-- PROBLEM TO SOLVE --
Please retype all of the entries that follow, leaving the images out.

-- Excerpts from a dataset --

——

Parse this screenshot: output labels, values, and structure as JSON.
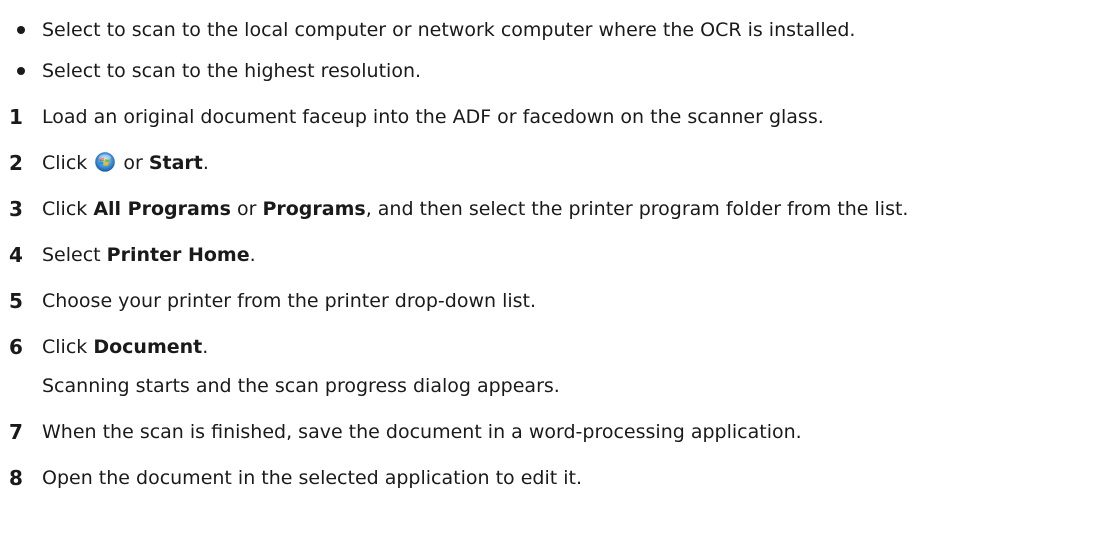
{
  "bullets": [
    {
      "text": "Select to scan to the local computer or network computer where the OCR is installed."
    },
    {
      "text": "Select to scan to the highest resolution."
    }
  ],
  "steps": [
    {
      "number": "1",
      "text": "Load an original document faceup into the ADF or facedown on the scanner glass."
    },
    {
      "number": "2",
      "pre": "Click",
      "icon": "windows-start-orb-icon",
      "mid": " or ",
      "bold": "Start",
      "post": "."
    },
    {
      "number": "3",
      "pre": "Click ",
      "bold1": "All Programs",
      "mid": " or ",
      "bold2": "Programs",
      "post": ", and then select the printer program folder from the list."
    },
    {
      "number": "4",
      "pre": "Select ",
      "bold": "Printer Home",
      "post": "."
    },
    {
      "number": "5",
      "text": "Choose your printer from the printer drop-down list."
    },
    {
      "number": "6",
      "pre": "Click ",
      "bold": "Document",
      "post": ".",
      "note": "Scanning starts and the scan progress dialog appears."
    },
    {
      "number": "7",
      "text": "When the scan is finished, save the document in a word-processing application."
    },
    {
      "number": "8",
      "text": "Open the document in the selected application to edit it."
    }
  ]
}
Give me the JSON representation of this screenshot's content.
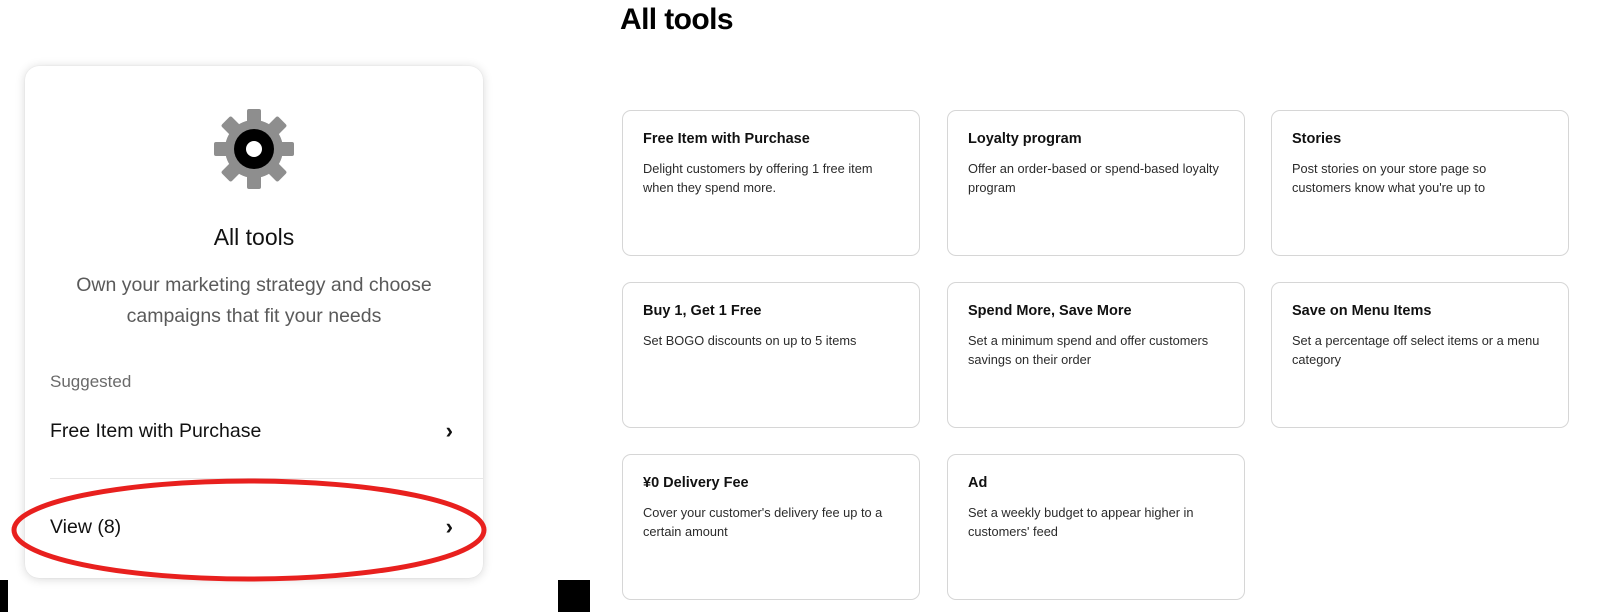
{
  "left_card": {
    "icon": "gear-icon",
    "title": "All tools",
    "description": "Own your marketing strategy and choose campaigns that fit your needs",
    "suggested_label": "Suggested",
    "suggested_item": "Free Item with Purchase",
    "view_all_label": "View (8)"
  },
  "highlight_color": "#e8201e",
  "section": {
    "title": "All tools",
    "tools": [
      {
        "title": "Free Item with Purchase",
        "description": "Delight customers by offering 1 free item when they spend more."
      },
      {
        "title": "Loyalty program",
        "description": "Offer an order-based or spend-based loyalty program"
      },
      {
        "title": "Stories",
        "description": "Post stories on your store page so customers know what you're up to"
      },
      {
        "title": "Buy 1, Get 1 Free",
        "description": "Set BOGO discounts on up to 5 items"
      },
      {
        "title": "Spend More, Save More",
        "description": "Set a minimum spend and offer customers savings on their order"
      },
      {
        "title": "Save on Menu Items",
        "description": "Set a percentage off select items or a menu category"
      },
      {
        "title": "¥0 Delivery Fee",
        "description": "Cover your customer's delivery fee up to a certain amount"
      },
      {
        "title": "Ad",
        "description": "Set a weekly budget to appear higher in customers' feed"
      }
    ]
  }
}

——

-- EXERCISE RESULT --
Parse this screenshot: output labels, values, and structure as JSON.
{
  "bullets": [
    {
      "text": "Select to scan to the local computer or network computer where the OCR is installed."
    },
    {
      "text": "Select to scan to the highest resolution."
    }
  ],
  "steps": [
    {
      "number": "1",
      "text": "Load an original document faceup into the ADF or facedown on the scanner glass."
    },
    {
      "number": "2",
      "pre": "Click",
      "icon": "windows-start-orb-icon",
      "mid": " or ",
      "bold": "Start",
      "post": "."
    },
    {
      "number": "3",
      "pre": "Click ",
      "bold1": "All Programs",
      "mid": " or ",
      "bold2": "Programs",
      "post": ", and then select the printer program folder from the list."
    },
    {
      "number": "4",
      "pre": "Select ",
      "bold": "Printer Home",
      "post": "."
    },
    {
      "number": "5",
      "text": "Choose your printer from the printer drop-down list."
    },
    {
      "number": "6",
      "pre": "Click ",
      "bold": "Document",
      "post": ".",
      "note": "Scanning starts and the scan progress dialog appears."
    },
    {
      "number": "7",
      "text": "When the scan is finished, save the document in a word-processing application."
    },
    {
      "number": "8",
      "text": "Open the document in the selected application to edit it."
    }
  ]
}
Give me the JSON representation of this screenshot's content.
{
  "left_card": {
    "icon": "gear-icon",
    "title": "All tools",
    "description": "Own your marketing strategy and choose campaigns that fit your needs",
    "suggested_label": "Suggested",
    "suggested_item": "Free Item with Purchase",
    "view_all_label": "View (8)"
  },
  "highlight_color": "#e8201e",
  "section": {
    "title": "All tools",
    "tools": [
      {
        "title": "Free Item with Purchase",
        "description": "Delight customers by offering 1 free item when they spend more."
      },
      {
        "title": "Loyalty program",
        "description": "Offer an order-based or spend-based loyalty program"
      },
      {
        "title": "Stories",
        "description": "Post stories on your store page so customers know what you're up to"
      },
      {
        "title": "Buy 1, Get 1 Free",
        "description": "Set BOGO discounts on up to 5 items"
      },
      {
        "title": "Spend More, Save More",
        "description": "Set a minimum spend and offer customers savings on their order"
      },
      {
        "title": "Save on Menu Items",
        "description": "Set a percentage off select items or a menu category"
      },
      {
        "title": "¥0 Delivery Fee",
        "description": "Cover your customer's delivery fee up to a certain amount"
      },
      {
        "title": "Ad",
        "description": "Set a weekly budget to appear higher in customers' feed"
      }
    ]
  }
}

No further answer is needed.